■ What the exercise asks
Make a verbatim copy of all the records. Skip every image.

Component data from apps and pages:
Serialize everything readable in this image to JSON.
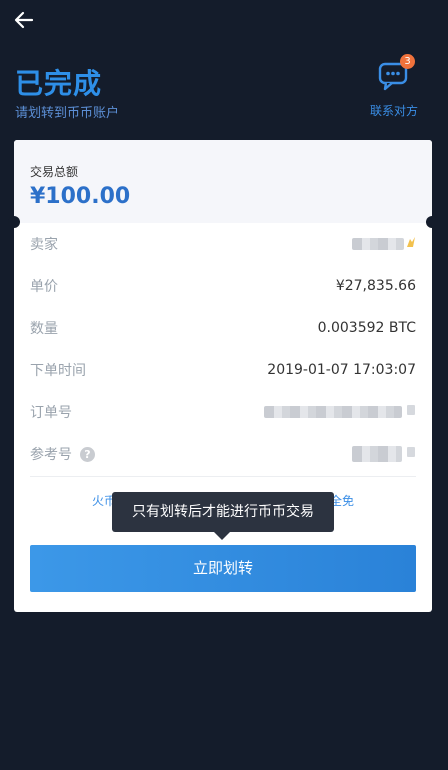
{
  "header": {
    "title": "已完成",
    "subtitle": "请划转到币币账户",
    "contact_label": "联系对方",
    "contact_badge": "3"
  },
  "card": {
    "total_label": "交易总额",
    "total_amount": "¥100.00",
    "rows": [
      {
        "label": "卖家",
        "value": ""
      },
      {
        "label": "单价",
        "value": "¥27,835.66"
      },
      {
        "label": "数量",
        "value": "0.003592 BTC"
      },
      {
        "label": "下单时间",
        "value": "2019-01-07 17:03:07"
      },
      {
        "label": "订单号",
        "value": ""
      },
      {
        "label": "参考号",
        "value": ""
      }
    ],
    "notice_left": "火币",
    "notice_right": "全免",
    "tooltip": "只有划转后才能进行币币交易",
    "transfer_button": "立即划转"
  },
  "colors": {
    "background": "#141c2b",
    "accent": "#2e8fe8",
    "badge": "#f0723c"
  },
  "icons": [
    "back-arrow-icon",
    "chat-icon",
    "help-icon",
    "copy-icon",
    "crown-icon"
  ]
}
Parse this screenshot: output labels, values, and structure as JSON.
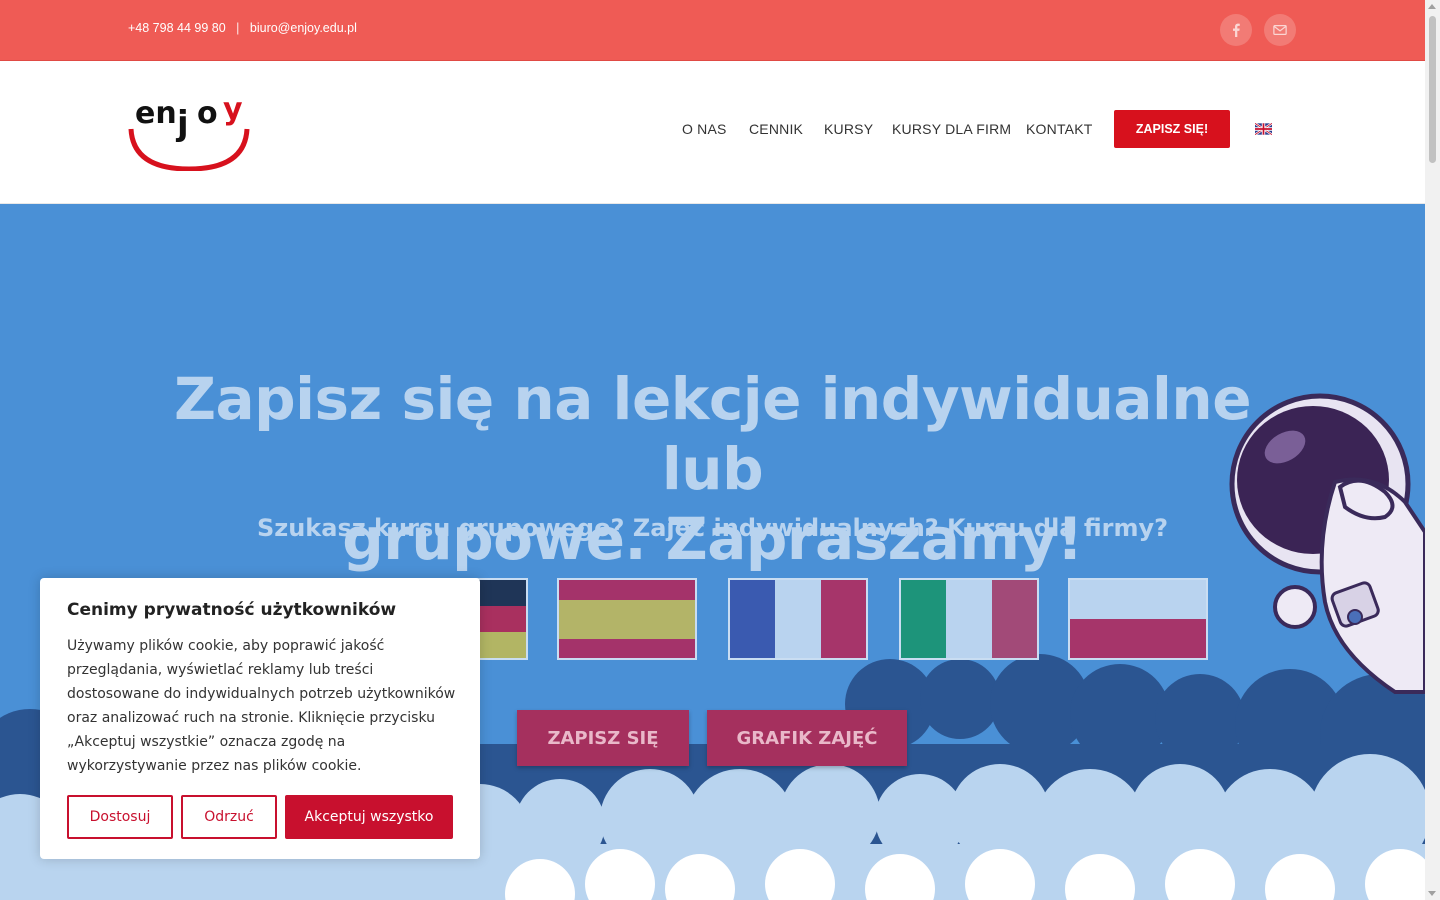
{
  "topbar": {
    "phone": "+48 798 44 99 80",
    "separator": "|",
    "email": "biuro@enjoy.edu.pl",
    "icons": [
      "facebook-icon",
      "mail-icon"
    ]
  },
  "header": {
    "logo_text": "enjoy",
    "nav": [
      "O NAS",
      "CENNIK",
      "KURSY",
      "KURSY DLA FIRM",
      "KONTAKT"
    ],
    "cta": "ZAPISZ SIĘ!",
    "language_icon": "uk-flag-icon"
  },
  "hero": {
    "title_line1": "Zapisz się na lekcje indywidualne lub",
    "title_line2": "grupowe. Zapraszamy!",
    "subtitle": "Szukasz kursu grupowego? Zajęć indywidualnych? Kursu dla firmy?",
    "flags": [
      "germany-flag",
      "spain-flag",
      "france-flag",
      "italy-flag",
      "poland-flag"
    ],
    "buttons": [
      "ZAPISZ SIĘ",
      "GRAFIK ZAJĘĆ"
    ]
  },
  "cookie": {
    "title": "Cenimy prywatność użytkowników",
    "text": "Używamy plików cookie, aby poprawić jakość przeglądania, wyświetlać reklamy lub treści dostosowane do indywidualnych potrzeb użytkowników oraz analizować ruch na stronie. Kliknięcie przycisku „Akceptuj wszystkie” oznacza zgodę na wykorzystywanie przez nas plików cookie.",
    "customize": "Dostosuj",
    "reject": "Odrzuć",
    "accept": "Akceptuj wszystko"
  },
  "colors": {
    "topbar": "#ef5b55",
    "brand_red": "#d7111d",
    "hero_bg": "#4a90d6",
    "hero_text": "#b8d3ef"
  }
}
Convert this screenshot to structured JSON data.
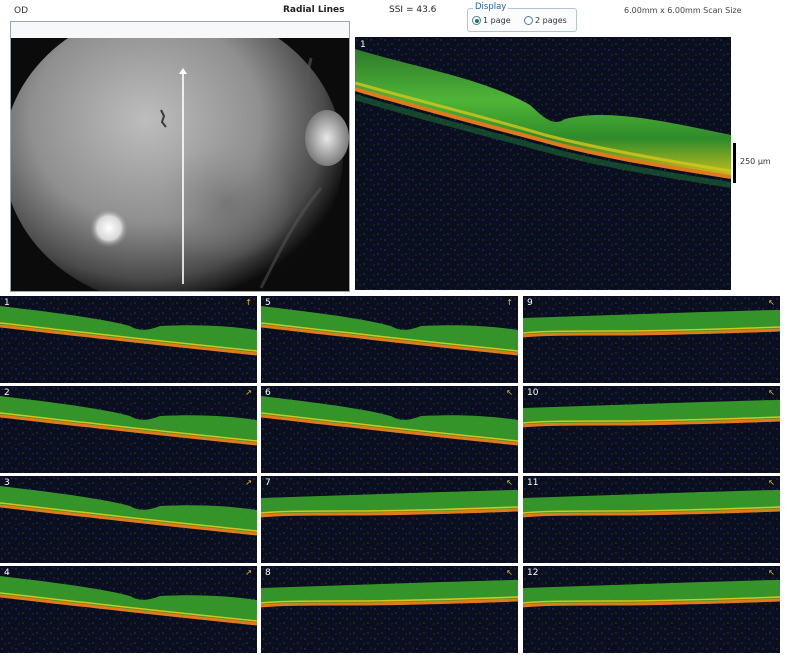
{
  "header": {
    "eye": "OD",
    "scan_pattern": "Radial Lines",
    "ssi": "SSI = 43.6",
    "scan_size": "6.00mm x 6.00mm Scan Size"
  },
  "display": {
    "legend": "Display",
    "options": [
      {
        "label": "1 page",
        "selected": true
      },
      {
        "label": "2 pages",
        "selected": false
      }
    ]
  },
  "main_scan": {
    "number": "1",
    "scale_label": "250 µm"
  },
  "thumbnails": [
    {
      "number": "1",
      "arrow": "↑",
      "shape": "pit"
    },
    {
      "number": "2",
      "arrow": "↗",
      "shape": "pit"
    },
    {
      "number": "3",
      "arrow": "↗",
      "shape": "pit"
    },
    {
      "number": "4",
      "arrow": "↗",
      "shape": "pit"
    },
    {
      "number": "5",
      "arrow": "↑",
      "shape": "pit"
    },
    {
      "number": "6",
      "arrow": "↖",
      "shape": "pit"
    },
    {
      "number": "7",
      "arrow": "↖",
      "shape": "flat"
    },
    {
      "number": "8",
      "arrow": "↖",
      "shape": "flat"
    },
    {
      "number": "9",
      "arrow": "↖",
      "shape": "flat"
    },
    {
      "number": "10",
      "arrow": "↖",
      "shape": "flat"
    },
    {
      "number": "11",
      "arrow": "↖",
      "shape": "flat"
    },
    {
      "number": "12",
      "arrow": "↖",
      "shape": "flat"
    }
  ],
  "colors": {
    "oct_background": "#0a0e1f",
    "retina_green": "#3aa32a",
    "rpe_yellow": "#d7c51a",
    "rpe_orange": "#e07a1d"
  }
}
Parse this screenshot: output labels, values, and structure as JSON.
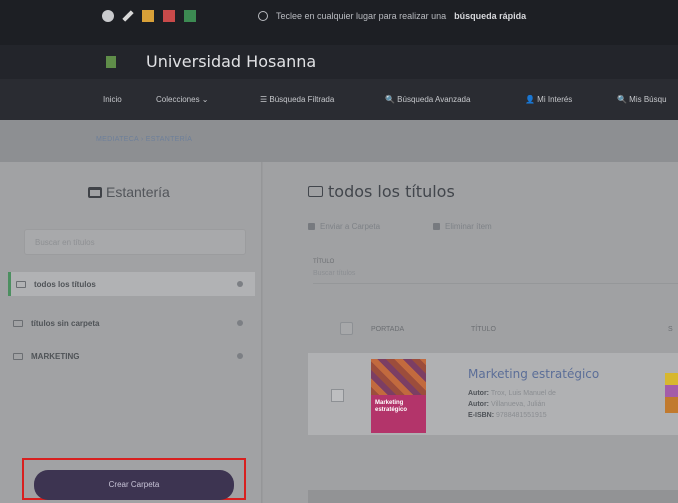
{
  "search_hint": {
    "text": "Teclee en cualquier lugar para realizar una",
    "bold": "búsqueda rápida"
  },
  "brand": {
    "name": "Universidad Hosanna"
  },
  "nav": [
    "Inicio",
    "Colecciones ⌄",
    "☰ Búsqueda Filtrada",
    "🔍 Búsqueda Avanzada",
    "👤 Mi Interés",
    "🔍 Mis Búsqu"
  ],
  "breadcrumb": {
    "text": "MEDIATECA  ›  ESTANTERÍA"
  },
  "sidebar": {
    "title": "Estantería",
    "search_placeholder": "Buscar en títulos",
    "folders": [
      {
        "label": "todos los títulos"
      },
      {
        "label": "títulos sin carpeta"
      },
      {
        "label": "MARKETING"
      }
    ],
    "create_button": "Crear Carpeta"
  },
  "main": {
    "title": "todos los títulos",
    "action_send": "Enviar a Carpeta",
    "action_remove": "Eliminar ítem",
    "filter_label": "TÍTULO",
    "filter_placeholder": "Buscar títulos",
    "columns": [
      "PORTADA",
      "TÍTULO",
      "S"
    ],
    "item": {
      "title": "Marketing estratégico",
      "cover_text": "Marketing estratégico",
      "author1_label": "Autor:",
      "author1": "Trox, Luis Manuel de",
      "author2_label": "Autor:",
      "author2": "Villanueva, Julián",
      "isbn_label": "E-ISBN:",
      "isbn": "9788481551915"
    }
  }
}
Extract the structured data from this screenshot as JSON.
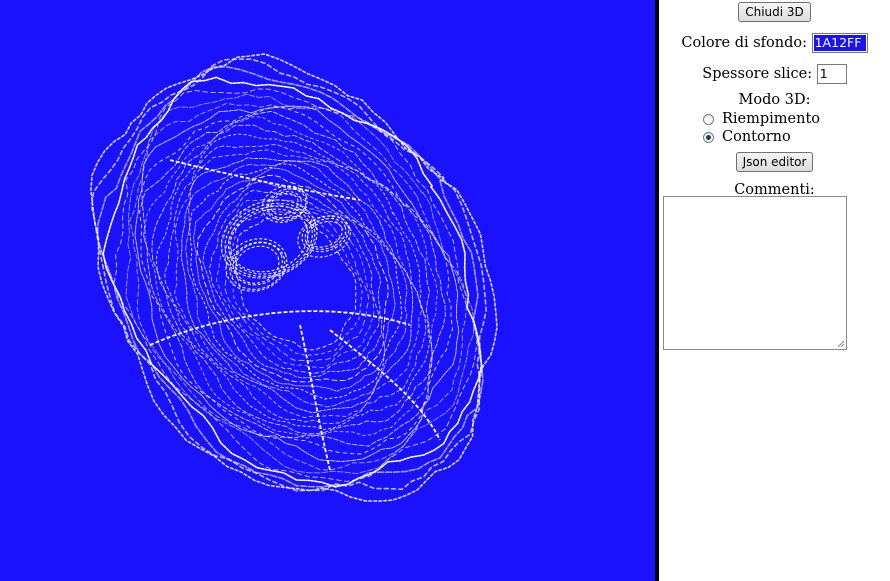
{
  "viewport": {
    "background_color": "#1A12FF",
    "render_color": "#ffffff",
    "mode": "outline"
  },
  "panel": {
    "close_button": "Chiudi 3D",
    "background_label": "Colore di sfondo:",
    "background_value": "1A12FF",
    "thickness_label": "Spessore slice:",
    "thickness_value": "1",
    "mode_label": "Modo 3D:",
    "mode_options": [
      {
        "label": "Riempimento",
        "checked": false
      },
      {
        "label": "Contorno",
        "checked": true
      }
    ],
    "json_button": "Json editor",
    "comments_label": "Commenti:",
    "comments_value": ""
  }
}
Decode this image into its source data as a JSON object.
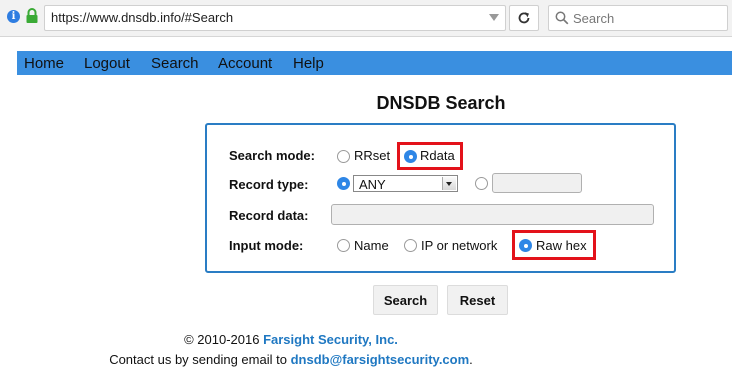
{
  "browser": {
    "url": "https://www.dnsdb.info/#Search",
    "search_placeholder": "Search"
  },
  "nav": {
    "items": [
      "Home",
      "Logout",
      "Search",
      "Account",
      "Help"
    ]
  },
  "page": {
    "title": "DNSDB Search"
  },
  "form": {
    "search_mode": {
      "label": "Search mode:",
      "options": [
        "RRset",
        "Rdata"
      ],
      "selected": "Rdata"
    },
    "record_type": {
      "label": "Record type:",
      "selected_value": "ANY",
      "custom_value": ""
    },
    "record_data": {
      "label": "Record data:",
      "value": ""
    },
    "input_mode": {
      "label": "Input mode:",
      "options": [
        "Name",
        "IP or network",
        "Raw hex"
      ],
      "selected": "Raw hex"
    }
  },
  "buttons": {
    "search": "Search",
    "reset": "Reset"
  },
  "footer": {
    "copyright_prefix": "© 2010-2016 ",
    "company": "Farsight Security, Inc.",
    "contact_prefix": "Contact us by sending email to ",
    "email": "dnsdb@farsightsecurity.com",
    "contact_suffix": "."
  },
  "colors": {
    "nav_bar": "#3a8fe0",
    "form_border": "#2a7dc4",
    "highlight": "#e3121a",
    "link": "#1f78c2",
    "radio_checked": "#2e86e6"
  }
}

■ Answer to this task
Serialize everything readable in this image to JSON.
{
  "header": {
    "title": "已完成",
    "subtitle": "请划转到币币账户",
    "contact_label": "联系对方",
    "contact_badge": "3"
  },
  "card": {
    "total_label": "交易总额",
    "total_amount": "¥100.00",
    "rows": [
      {
        "label": "卖家",
        "value": ""
      },
      {
        "label": "单价",
        "value": "¥27,835.66"
      },
      {
        "label": "数量",
        "value": "0.003592 BTC"
      },
      {
        "label": "下单时间",
        "value": "2019-01-07 17:03:07"
      },
      {
        "label": "订单号",
        "value": ""
      },
      {
        "label": "参考号",
        "value": ""
      }
    ],
    "notice_left": "火币",
    "notice_right": "全免",
    "tooltip": "只有划转后才能进行币币交易",
    "transfer_button": "立即划转"
  },
  "colors": {
    "background": "#141c2b",
    "accent": "#2e8fe8",
    "badge": "#f0723c"
  },
  "icons": [
    "back-arrow-icon",
    "chat-icon",
    "help-icon",
    "copy-icon",
    "crown-icon"
  ]
}
Parse this screenshot: output labels, values, and structure as JSON.
{
  "topbar": {
    "phone": "+48 798 44 99 80",
    "separator": "|",
    "email": "biuro@enjoy.edu.pl",
    "icons": [
      "facebook-icon",
      "mail-icon"
    ]
  },
  "header": {
    "logo_text": "enjoy",
    "nav": [
      "O NAS",
      "CENNIK",
      "KURSY",
      "KURSY DLA FIRM",
      "KONTAKT"
    ],
    "cta": "ZAPISZ SIĘ!",
    "language_icon": "uk-flag-icon"
  },
  "hero": {
    "title_line1": "Zapisz się na lekcje indywidualne lub",
    "title_line2": "grupowe. Zapraszamy!",
    "subtitle": "Szukasz kursu grupowego? Zajęć indywidualnych? Kursu dla firmy?",
    "flags": [
      "germany-flag",
      "spain-flag",
      "france-flag",
      "italy-flag",
      "poland-flag"
    ],
    "buttons": [
      "ZAPISZ SIĘ",
      "GRAFIK ZAJĘĆ"
    ]
  },
  "cookie": {
    "title": "Cenimy prywatność użytkowników",
    "text": "Używamy plików cookie, aby poprawić jakość przeglądania, wyświetlać reklamy lub treści dostosowane do indywidualnych potrzeb użytkowników oraz analizować ruch na stronie. Kliknięcie przycisku „Akceptuj wszystkie” oznacza zgodę na wykorzystywanie przez nas plików cookie.",
    "customize": "Dostosuj",
    "reject": "Odrzuć",
    "accept": "Akceptuj wszystko"
  },
  "colors": {
    "topbar": "#ef5b55",
    "brand_red": "#d7111d",
    "hero_bg": "#4a90d6",
    "hero_text": "#b8d3ef"
  }
}
Convert this screenshot to structured JSON data.
{
  "header": {
    "eye": "OD",
    "scan_pattern": "Radial Lines",
    "ssi": "SSI = 43.6",
    "scan_size": "6.00mm x 6.00mm Scan Size"
  },
  "display": {
    "legend": "Display",
    "options": [
      {
        "label": "1 page",
        "selected": true
      },
      {
        "label": "2 pages",
        "selected": false
      }
    ]
  },
  "main_scan": {
    "number": "1",
    "scale_label": "250 µm"
  },
  "thumbnails": [
    {
      "number": "1",
      "arrow": "↑",
      "shape": "pit"
    },
    {
      "number": "2",
      "arrow": "↗",
      "shape": "pit"
    },
    {
      "number": "3",
      "arrow": "↗",
      "shape": "pit"
    },
    {
      "number": "4",
      "arrow": "↗",
      "shape": "pit"
    },
    {
      "number": "5",
      "arrow": "↑",
      "shape": "pit"
    },
    {
      "number": "6",
      "arrow": "↖",
      "shape": "pit"
    },
    {
      "number": "7",
      "arrow": "↖",
      "shape": "flat"
    },
    {
      "number": "8",
      "arrow": "↖",
      "shape": "flat"
    },
    {
      "number": "9",
      "arrow": "↖",
      "shape": "flat"
    },
    {
      "number": "10",
      "arrow": "↖",
      "shape": "flat"
    },
    {
      "number": "11",
      "arrow": "↖",
      "shape": "flat"
    },
    {
      "number": "12",
      "arrow": "↖",
      "shape": "flat"
    }
  ],
  "colors": {
    "oct_background": "#0a0e1f",
    "retina_green": "#3aa32a",
    "rpe_yellow": "#d7c51a",
    "rpe_orange": "#e07a1d"
  }
}
Parse this screenshot: output labels, values, and structure as JSON.
{
  "search_hint": {
    "text": "Teclee en cualquier lugar para realizar una",
    "bold": "búsqueda rápida"
  },
  "brand": {
    "name": "Universidad Hosanna"
  },
  "nav": [
    "Inicio",
    "Colecciones ⌄",
    "☰ Búsqueda Filtrada",
    "🔍 Búsqueda Avanzada",
    "👤 Mi Interés",
    "🔍 Mis Búsqu"
  ],
  "breadcrumb": {
    "text": "MEDIATECA  ›  ESTANTERÍA"
  },
  "sidebar": {
    "title": "Estantería",
    "search_placeholder": "Buscar en títulos",
    "folders": [
      {
        "label": "todos los títulos"
      },
      {
        "label": "títulos sin carpeta"
      },
      {
        "label": "MARKETING"
      }
    ],
    "create_button": "Crear Carpeta"
  },
  "main": {
    "title": "todos los títulos",
    "action_send": "Enviar a Carpeta",
    "action_remove": "Eliminar ítem",
    "filter_label": "TÍTULO",
    "filter_placeholder": "Buscar títulos",
    "columns": [
      "PORTADA",
      "TÍTULO",
      "S"
    ],
    "item": {
      "title": "Marketing estratégico",
      "cover_text": "Marketing estratégico",
      "author1_label": "Autor:",
      "author1": "Trox, Luis Manuel de",
      "author2_label": "Autor:",
      "author2": "Villanueva, Julián",
      "isbn_label": "E-ISBN:",
      "isbn": "9788481551915"
    }
  }
}
Extract the structured data from this screenshot as JSON.
{
  "viewport": {
    "background_color": "#1A12FF",
    "render_color": "#ffffff",
    "mode": "outline"
  },
  "panel": {
    "close_button": "Chiudi 3D",
    "background_label": "Colore di sfondo:",
    "background_value": "1A12FF",
    "thickness_label": "Spessore slice:",
    "thickness_value": "1",
    "mode_label": "Modo 3D:",
    "mode_options": [
      {
        "label": "Riempimento",
        "checked": false
      },
      {
        "label": "Contorno",
        "checked": true
      }
    ],
    "json_button": "Json editor",
    "comments_label": "Commenti:",
    "comments_value": ""
  }
}
Decode this image into its source data as a JSON object.
{
  "browser": {
    "url": "https://www.dnsdb.info/#Search",
    "search_placeholder": "Search"
  },
  "nav": {
    "items": [
      "Home",
      "Logout",
      "Search",
      "Account",
      "Help"
    ]
  },
  "page": {
    "title": "DNSDB Search"
  },
  "form": {
    "search_mode": {
      "label": "Search mode:",
      "options": [
        "RRset",
        "Rdata"
      ],
      "selected": "Rdata"
    },
    "record_type": {
      "label": "Record type:",
      "selected_value": "ANY",
      "custom_value": ""
    },
    "record_data": {
      "label": "Record data:",
      "value": ""
    },
    "input_mode": {
      "label": "Input mode:",
      "options": [
        "Name",
        "IP or network",
        "Raw hex"
      ],
      "selected": "Raw hex"
    }
  },
  "buttons": {
    "search": "Search",
    "reset": "Reset"
  },
  "footer": {
    "copyright_prefix": "© 2010-2016 ",
    "company": "Farsight Security, Inc.",
    "contact_prefix": "Contact us by sending email to ",
    "email": "dnsdb@farsightsecurity.com",
    "contact_suffix": "."
  },
  "colors": {
    "nav_bar": "#3a8fe0",
    "form_border": "#2a7dc4",
    "highlight": "#e3121a",
    "link": "#1f78c2",
    "radio_checked": "#2e86e6"
  }
}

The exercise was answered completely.